Verdict: Good, but needed more spice to balance out the heartier greens; will add red pepper flakes as I reheat the other portions. Will also update if the kale does not hold up in the fridge (concerned that it will not keep as well, flavor-wise).
I have to thank you for the efforts you have put in
penning this site. I’m hoping to see the same high-grade content by you in the future as well. In fact, your creative writing abilities has encouraged me to get my very own website now 😉
Made this with chard from the back yard and asparagus. Added Piri Piri sauce after serving which made it excellent.
A belated thanks for the shout-out, Hank. Your version looks tops, even though I do opt these days for non-meat meals. Yeah, sometimes I miss sausage. ; )
Best wishes on the launch of your new book.
On the same wavelength! My over-wintered collards are bolting and it’s time to finish them off. Picked up some Linguica and a ham hock, using potatoes instead of beans, and I’ll be using some ramp whites instead of garlic.
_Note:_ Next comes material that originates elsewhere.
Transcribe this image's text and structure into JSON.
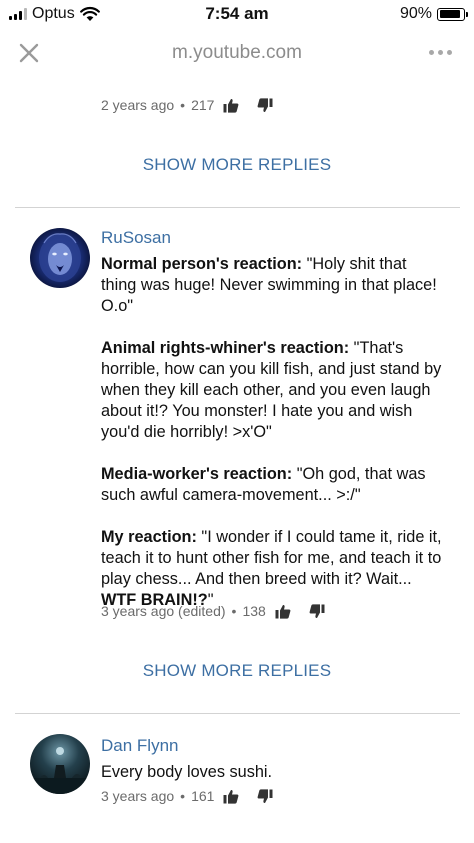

Congrats on the NYT mention today… Sifton was taking a page from your book about unusual birds. Great soup… love linguica.
That looks great. It also looks like a traditional Portuguese bean soup. The Portuguese bean soup in Hawaii is like this but with some tomato base and we use kidney beans. Being Portuguese, I’m shocked to see a blog posting about mainland Portuguese food seen as it’s not common outside of the Northeast US.
And that Linguica looks awesome. Going to have to make that soon.